YOUR INSTRUCTIONS »
Your result should be every line of the records below that contains the word "ACEITES".

•••••

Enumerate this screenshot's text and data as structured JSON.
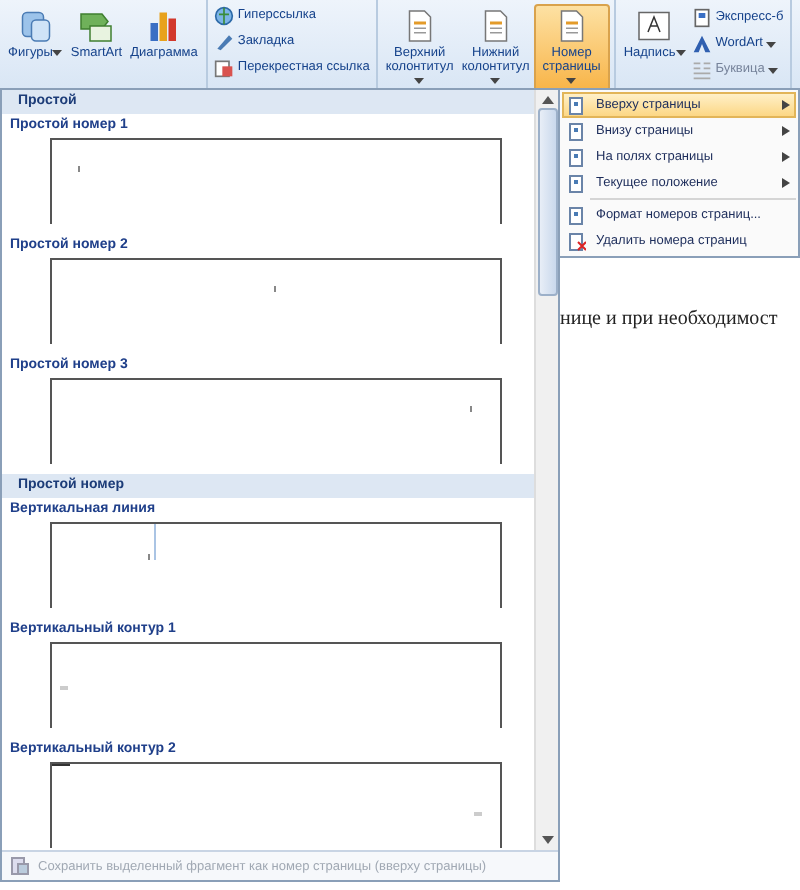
{
  "ribbon": {
    "groups": [
      {
        "buttons": [
          {
            "label": "Фигуры",
            "dropdown": true,
            "selected": false,
            "disabled": false
          },
          {
            "label": "SmartArt",
            "dropdown": false,
            "selected": false,
            "disabled": false
          },
          {
            "label": "Диаграмма",
            "dropdown": false,
            "selected": false,
            "disabled": false
          }
        ]
      },
      {
        "buttons": [
          {
            "label": "Гиперссылка",
            "dropdown": false,
            "selected": false,
            "disabled": false
          },
          {
            "label": "Закладка",
            "dropdown": false,
            "selected": false,
            "disabled": false
          },
          {
            "label": "Перекрестная ссылка",
            "dropdown": false,
            "selected": false,
            "disabled": false
          }
        ]
      },
      {
        "buttons": [
          {
            "label": "Верхний колонтитул",
            "dropdown": true,
            "selected": false,
            "disabled": false
          },
          {
            "label": "Нижний колонтитул",
            "dropdown": true,
            "selected": false,
            "disabled": false
          },
          {
            "label": "Номер страницы",
            "dropdown": true,
            "selected": true,
            "disabled": false
          }
        ]
      },
      {
        "buttons": [
          {
            "label": "Надпись",
            "dropdown": true,
            "selected": false,
            "disabled": false
          },
          {
            "label": "Экспресс-б",
            "dropdown": false,
            "selected": false,
            "disabled": false
          },
          {
            "label": "WordArt",
            "dropdown": true,
            "selected": false,
            "disabled": false
          },
          {
            "label": "Буквица",
            "dropdown": true,
            "selected": false,
            "disabled": true
          }
        ]
      }
    ]
  },
  "document": {
    "text": "нице и при необходимост"
  },
  "gallery": {
    "sections": [
      {
        "title": "Простой",
        "items": [
          {
            "label": "Простой номер 1",
            "kind": "left"
          },
          {
            "label": "Простой номер 2",
            "kind": "center"
          },
          {
            "label": "Простой номер 3",
            "kind": "right"
          }
        ]
      },
      {
        "title": "Простой номер",
        "items": [
          {
            "label": "Вертикальная линия",
            "kind": "line"
          },
          {
            "label": "Вертикальный контур 1",
            "kind": "contour-left"
          },
          {
            "label": "Вертикальный контур 2",
            "kind": "contour-right"
          }
        ]
      }
    ],
    "footer": {
      "label": "Сохранить выделенный фрагмент как номер страницы (вверху страницы)",
      "disabled": true
    }
  },
  "menu": {
    "items": [
      {
        "label": "Вверху страницы",
        "submenu": true,
        "selected": true
      },
      {
        "label": "Внизу страницы",
        "submenu": true,
        "selected": false
      },
      {
        "label": "На полях страницы",
        "submenu": true,
        "selected": false
      },
      {
        "label": "Текущее положение",
        "submenu": true,
        "selected": false
      },
      {
        "label": "Формат номеров страниц...",
        "submenu": false,
        "selected": false
      },
      {
        "label": "Удалить номера страниц",
        "submenu": false,
        "selected": false
      }
    ]
  }
}
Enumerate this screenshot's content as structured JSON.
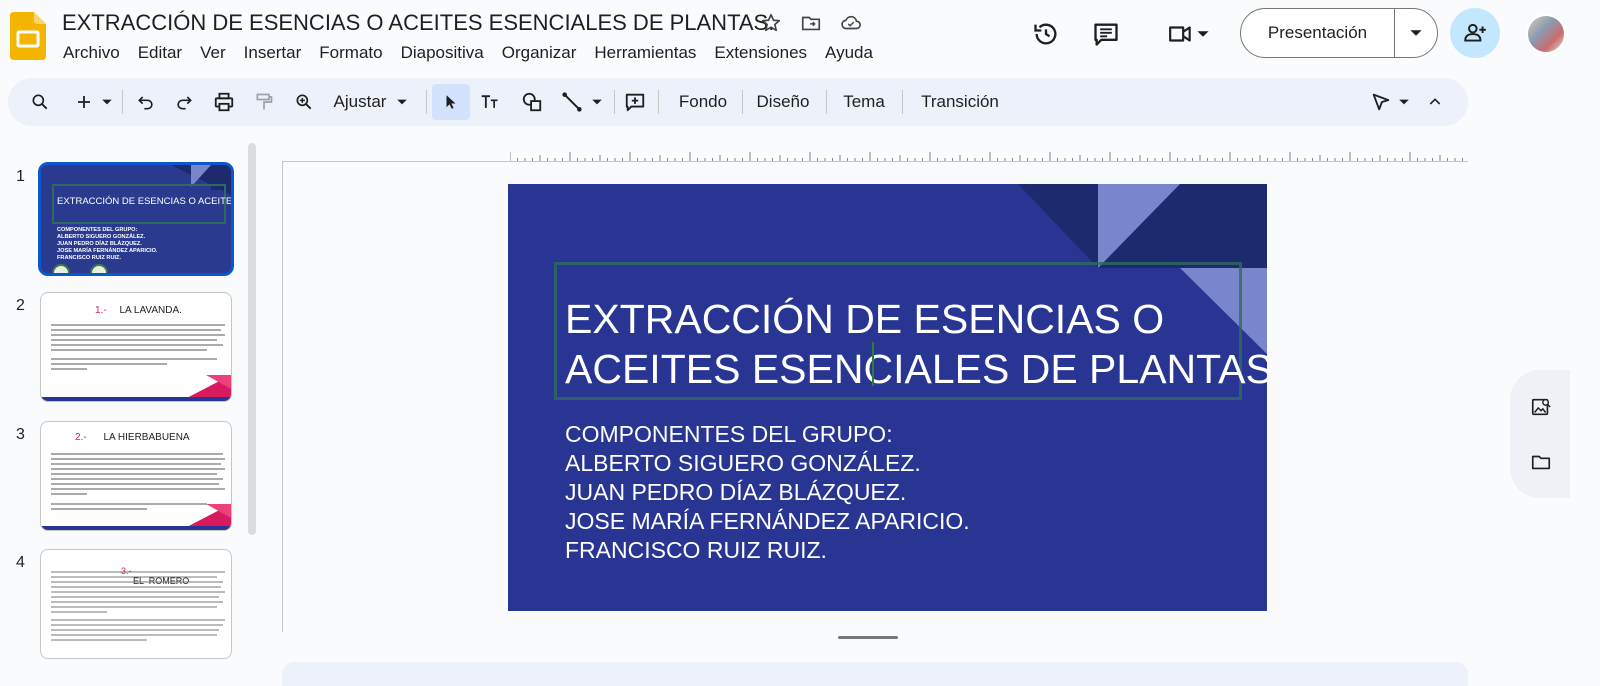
{
  "document": {
    "title": "EXTRACCIÓN DE ESENCIAS O ACEITES ESENCIALES DE PLANTAS."
  },
  "menu": [
    "Archivo",
    "Editar",
    "Ver",
    "Insertar",
    "Formato",
    "Diapositiva",
    "Organizar",
    "Herramientas",
    "Extensiones",
    "Ayuda"
  ],
  "header": {
    "present_label": "Presentación"
  },
  "toolbar": {
    "zoom_label": "Ajustar",
    "background_label": "Fondo",
    "layout_label": "Diseño",
    "theme_label": "Tema",
    "transition_label": "Transición"
  },
  "filmstrip": {
    "numbers": [
      "1",
      "2",
      "3",
      "4"
    ],
    "slide1": {
      "title": "EXTRACCIÓN DE ESENCIAS O ACEITES ESENCIALES DE PLANTAS.",
      "lines": [
        "COMPONENTES DEL GRUPO:",
        "ALBERTO SIGUERO GONZÁLEZ.",
        "JUAN PEDRO DÍAZ BLÁZQUEZ.",
        "JOSE MARÍA FERNÁNDEZ APARICIO.",
        "FRANCISCO RUIZ RUIZ."
      ]
    },
    "slide2": {
      "num": "1.-",
      "title": "LA LAVANDA."
    },
    "slide3": {
      "num": "2.-",
      "title": "LA HIERBABUENA"
    },
    "slide4": {
      "num": "3.-",
      "title": "EL  ROMERO"
    }
  },
  "slide": {
    "title_line1": "EXTRACCIÓN DE ESENCIAS O",
    "title_line2": "ACEITES ESENCIALES DE PLANTAS.",
    "subtitle_lines": [
      "COMPONENTES DEL GRUPO:",
      "ALBERTO SIGUERO GONZÁLEZ.",
      "JUAN PEDRO DÍAZ BLÁZQUEZ.",
      "JOSE MARÍA FERNÁNDEZ APARICIO.",
      "FRANCISCO RUIZ RUIZ."
    ]
  },
  "colors": {
    "slide_bg": "#283593",
    "accent": "#0b57d0",
    "thumb_red": "#d81b60"
  }
}
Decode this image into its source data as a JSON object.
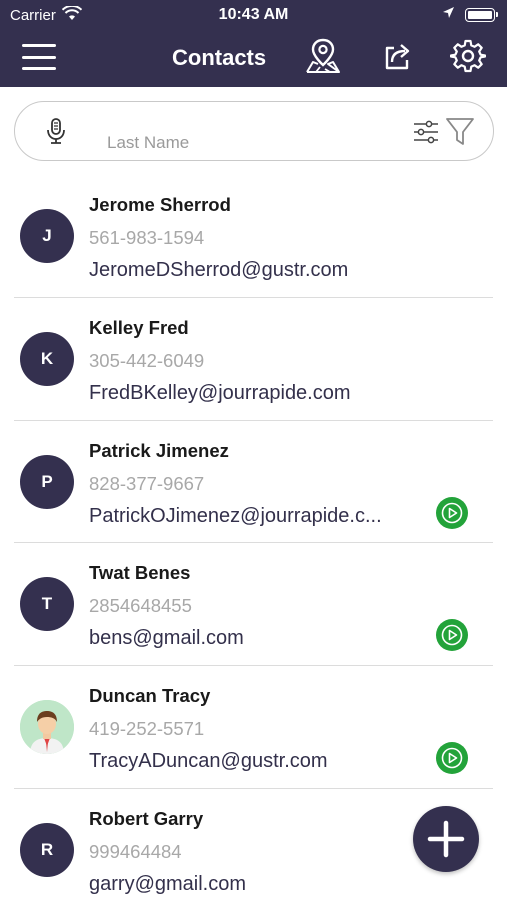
{
  "status_bar": {
    "carrier": "Carrier",
    "time": "10:43 AM"
  },
  "nav": {
    "title": "Contacts"
  },
  "search": {
    "placeholder": "Last Name",
    "value": ""
  },
  "contacts": [
    {
      "initial": "J",
      "name": "Jerome Sherrod",
      "phone": "561-983-1594",
      "email": "JeromeDSherrod@gustr.com",
      "has_play": false,
      "avatar": "initial"
    },
    {
      "initial": "K",
      "name": "Kelley Fred",
      "phone": "305-442-6049",
      "email": "FredBKelley@jourrapide.com",
      "has_play": false,
      "avatar": "initial"
    },
    {
      "initial": "P",
      "name": "Patrick Jimenez",
      "phone": "828-377-9667",
      "email": "PatrickOJimenez@jourrapide.c...",
      "has_play": true,
      "avatar": "initial"
    },
    {
      "initial": "T",
      "name": "Twat Benes",
      "phone": "2854648455",
      "email": "bens@gmail.com",
      "has_play": true,
      "avatar": "initial"
    },
    {
      "initial": "",
      "name": "Duncan Tracy",
      "phone": "419-252-5571",
      "email": "TracyADuncan@gustr.com",
      "has_play": true,
      "avatar": "photo"
    },
    {
      "initial": "R",
      "name": "Robert Garry",
      "phone": "999464484",
      "email": "garry@gmail.com",
      "has_play": false,
      "avatar": "initial"
    }
  ],
  "colors": {
    "header": "#34304f",
    "play": "#23a33a",
    "phone": "#a8a8a8"
  },
  "icons": [
    "menu-icon",
    "map-pin-icon",
    "share-icon",
    "gear-icon",
    "microphone-icon",
    "sliders-icon",
    "filter-icon",
    "play-icon",
    "plus-icon"
  ]
}
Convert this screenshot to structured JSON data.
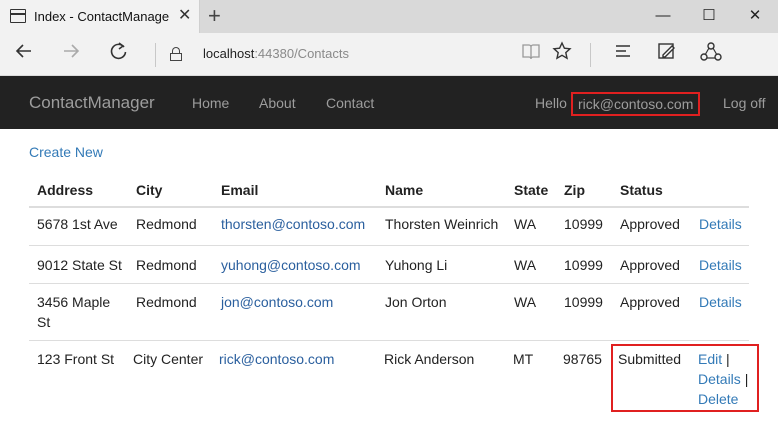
{
  "browser": {
    "tab_title": "Index - ContactManage",
    "tab_close": "✕",
    "new_tab": "+",
    "minimize": "—",
    "maximize": "☐",
    "close": "✕",
    "url_host": "localhost",
    "url_path": ":44380/Contacts",
    "icons": [
      "back-icon",
      "forward-icon",
      "refresh-icon",
      "lock-icon",
      "reading-view-icon",
      "favorite-star-icon",
      "hub-icon",
      "web-note-icon",
      "share-icon"
    ]
  },
  "navbar": {
    "brand": "ContactManager",
    "links": [
      "Home",
      "About",
      "Contact"
    ],
    "hello": "Hello",
    "user_email": "rick@contoso.com",
    "logoff": "Log off"
  },
  "content": {
    "create_new": "Create New",
    "columns": [
      "Address",
      "City",
      "Email",
      "Name",
      "State",
      "Zip",
      "Status"
    ],
    "rows": [
      {
        "address": "5678 1st Ave",
        "city": "Redmond",
        "email": "thorsten@contoso.com",
        "name": "Thorsten Weinrich",
        "state": "WA",
        "zip": "10999",
        "status": "Approved",
        "actions": [
          "Details"
        ]
      },
      {
        "address": "9012 State St",
        "city": "Redmond",
        "email": "yuhong@contoso.com",
        "name": "Yuhong Li",
        "state": "WA",
        "zip": "10999",
        "status": "Approved",
        "actions": [
          "Details"
        ]
      },
      {
        "address_line1": "3456 Maple",
        "address_line2": "St",
        "city": "Redmond",
        "email": "jon@contoso.com",
        "name": "Jon Orton",
        "state": "WA",
        "zip": "10999",
        "status": "Approved",
        "actions": [
          "Details"
        ]
      },
      {
        "address": "123 Front St",
        "city": "City Center",
        "email": "rick@contoso.com",
        "name": "Rick Anderson",
        "state": "MT",
        "zip": "98765",
        "status": "Submitted",
        "actions": [
          "Edit",
          "Details",
          "Delete"
        ],
        "separator": "|"
      }
    ]
  },
  "colors": {
    "navbar_bg": "#222222",
    "link": "#337ab7",
    "highlight": "#e02020"
  }
}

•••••

TASK RESULT »
    "title": "EXTRACCIÓN DE ESENCIAS O ACEITES ESENCIALES DE PLANTAS."
      "title": "EXTRACCIÓN DE ESENCIAS O ACEITES ESENCIALES DE PLANTAS.",
    "title_line2": "ACEITES ESENCIALES DE PLANTAS.",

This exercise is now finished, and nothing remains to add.